Will drug resistance become pandemic?

Jasson Urbach | 05 Apr 2014
Saturday Star
The rising trend of resistance to pharmaceuticals is one of the most important and worrying topics raised at the 16th International Congress on Infectious Diseases (ICID) currently underway in Cape Town. With no sign of any new drugs becoming available, increasing wide-spread resistance to existing drugs has the potential to relegate humanity back to an era not experienced in decades. 

Discussions at the ICID are highlighting such critical threats as the rise of antimicrobial resistance. With repeated exposure, germs develop a resistance to antimicrobials so that they become no longer effective in treating particular illnesses. Resistant organisms, which include bacteria, fungi, viruses and some parasites, are able to withstand attacks by antimicrobial medicines, such as antibiotics, antifungals, antivirals, and antimalarials, so that treatments then prove ineffective and infections persist.

The evolution of resistant strains is a natural process that occurs when microorganisms are exposed to antimicrobial drugs. Misuse of antimicrobial medicines accelerates this phenomenon. Every time a person or animal takes antibiotics, sensitive bacteria are killed, but some resistant germs may survive to grow and multiply. Repeated and improper uses of antibiotics are primary causes of the increase in drug-resistant bacteria. Antibiotics should be used to treat bacterial infections only, since they are not effective against viral infections like the common cold and the flu. The prevalence of fake and substandard drugs also raises the probability of resistance emerging to good quality drugs.

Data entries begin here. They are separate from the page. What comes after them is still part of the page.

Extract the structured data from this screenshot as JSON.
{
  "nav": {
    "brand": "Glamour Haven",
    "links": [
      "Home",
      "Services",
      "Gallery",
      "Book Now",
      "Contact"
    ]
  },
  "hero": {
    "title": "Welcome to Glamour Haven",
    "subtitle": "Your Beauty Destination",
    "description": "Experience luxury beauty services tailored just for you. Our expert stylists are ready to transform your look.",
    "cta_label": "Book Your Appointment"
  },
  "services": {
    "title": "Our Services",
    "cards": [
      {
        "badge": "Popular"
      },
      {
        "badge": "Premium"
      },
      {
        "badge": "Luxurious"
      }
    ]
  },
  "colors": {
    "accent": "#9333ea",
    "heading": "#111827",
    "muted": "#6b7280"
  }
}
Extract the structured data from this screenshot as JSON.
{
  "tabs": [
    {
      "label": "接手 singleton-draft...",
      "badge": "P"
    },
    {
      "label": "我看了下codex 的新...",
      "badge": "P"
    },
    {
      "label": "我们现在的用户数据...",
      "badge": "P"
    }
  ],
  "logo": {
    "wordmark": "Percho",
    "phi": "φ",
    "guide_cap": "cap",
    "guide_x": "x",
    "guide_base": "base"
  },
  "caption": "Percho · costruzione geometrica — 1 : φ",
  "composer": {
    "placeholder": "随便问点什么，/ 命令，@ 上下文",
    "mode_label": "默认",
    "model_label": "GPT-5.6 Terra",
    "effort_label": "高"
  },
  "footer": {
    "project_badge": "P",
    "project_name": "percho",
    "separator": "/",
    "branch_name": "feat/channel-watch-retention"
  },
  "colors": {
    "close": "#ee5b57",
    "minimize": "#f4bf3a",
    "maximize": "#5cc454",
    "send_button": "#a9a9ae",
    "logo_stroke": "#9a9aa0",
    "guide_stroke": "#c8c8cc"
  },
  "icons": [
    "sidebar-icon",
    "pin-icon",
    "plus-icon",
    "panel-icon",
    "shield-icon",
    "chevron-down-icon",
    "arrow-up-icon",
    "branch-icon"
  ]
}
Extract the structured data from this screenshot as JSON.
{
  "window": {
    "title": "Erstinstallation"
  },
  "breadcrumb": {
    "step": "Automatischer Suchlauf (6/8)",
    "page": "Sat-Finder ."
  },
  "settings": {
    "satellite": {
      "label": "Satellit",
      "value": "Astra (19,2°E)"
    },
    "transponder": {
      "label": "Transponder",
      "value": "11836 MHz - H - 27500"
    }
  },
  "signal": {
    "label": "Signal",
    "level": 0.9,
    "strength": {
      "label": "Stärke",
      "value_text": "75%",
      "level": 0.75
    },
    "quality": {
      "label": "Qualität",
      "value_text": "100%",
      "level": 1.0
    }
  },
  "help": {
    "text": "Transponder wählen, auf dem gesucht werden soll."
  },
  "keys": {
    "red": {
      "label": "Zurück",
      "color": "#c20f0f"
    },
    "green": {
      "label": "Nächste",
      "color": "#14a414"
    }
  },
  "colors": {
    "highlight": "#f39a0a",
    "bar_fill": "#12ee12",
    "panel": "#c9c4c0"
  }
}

It is essential to differentiate between fake and sub-standard drugs. Fake drugs are produced by criminals, often with no attempt whatsoever to include active ingredients. If included, there is usually just enough to pass a basic test. Fake drugs not only fail to cure patients' ailments, but also frequently contain chemicals that cause additional harm to the patient. In contrast, sub-standard drugs, more often than not, while produced by legitimate drug manufacturers, are of poor quality. Sub-standard drugs made with either too little or too much active ingredient often deteriorate before a normal expiry date. Fake drugs may be highly detrimental to patients who consume them, but sub-standard drugs are far more damaging because they increase the probability of resistance emerging to good quality drugs. Sub-standard drugs have the potential to render an entire class of proven drugs useless.

Consider what is happening with anti-malarial treatments. In 2012 the Lancet medical journal published a study conducted by the National Institutes of Health unit which found that 35 per cent of 2,300 malaria drug samples tested in sub-Saharan Africa were of "poor quality" - either fake, expired or badly made. This is devastating because, in the case of anti-malarial treatment, there are few effective drugs remaining.

The once highly successful malaria treatments, chloroquine and sulphadoxine pyrimethamine (SP), are seldom recommended to treat malaria thanks to resistance. One strategy to contain resistance is to combine two treatments. The current best treatment is achieved by combining artemisinin with another anti-malarial drug. Preserving these artemisinin combination therapies, or ACTs, required a halt in the use of artemisinin monotherapies and also careful efforts to ensure high standard ACTs are used, and used appropriately.

In January 2006 the WHO appealed to pharmaceutical manufacturers to cease production of monotherapies. Regrettably many companies continued to produce these drugs and far too many malarial country governments continue to allow their use. According to the WHO's World Malaria Report: 2013, "The number of countries that still allow the marketing of these products decreased from 55 in 2008 to 9 as of November 2013; 6 of those 9 countries are in the African Region. The number of pharmaceutical companies marketing these products dropped from 38 in 2010 to 30 in 2013. Most of the countries that allow marketing of these medicines are in the African Region, whereas most of the manufacturers are in India".

Countries need drug regulators, but far too often these bureaucracies demand that legitimate producers fulfil lengthy and expensive registration processes that they have already undertaken in other countries. If regulators were to harmonise more and accept registrations on a regional basis, it would undoubtedly free up more time and resources to monitor sub-standards and prevent fakes from entering the market. A more efficient process would relieve the 'regulation' pressure on good quality drugs and help us escape the serious threat of wide-scale resistance.

The international community should commit to signing an international treaty on counterfeiting medicines, such as one proposed by Prof Amir Attaran and Dr Roger Bate. Currently medicine counterfeiters are able to use all sorts of legal loopholes to get away with what they are doing. Unlike counterfeit currency, there is no consistency in the laws that deal with producers of fake medicines. A global treaty is needed to close the many loopholes and standardise the legal treatment of criminals whose trade is deadly. Such a treaty concerning counterfeit currency has already existed for decades. It is high time one is adopted for medicines to protect the future of humankind.

A version of this article was first published in the Saturday Star, Apr. 5, 2014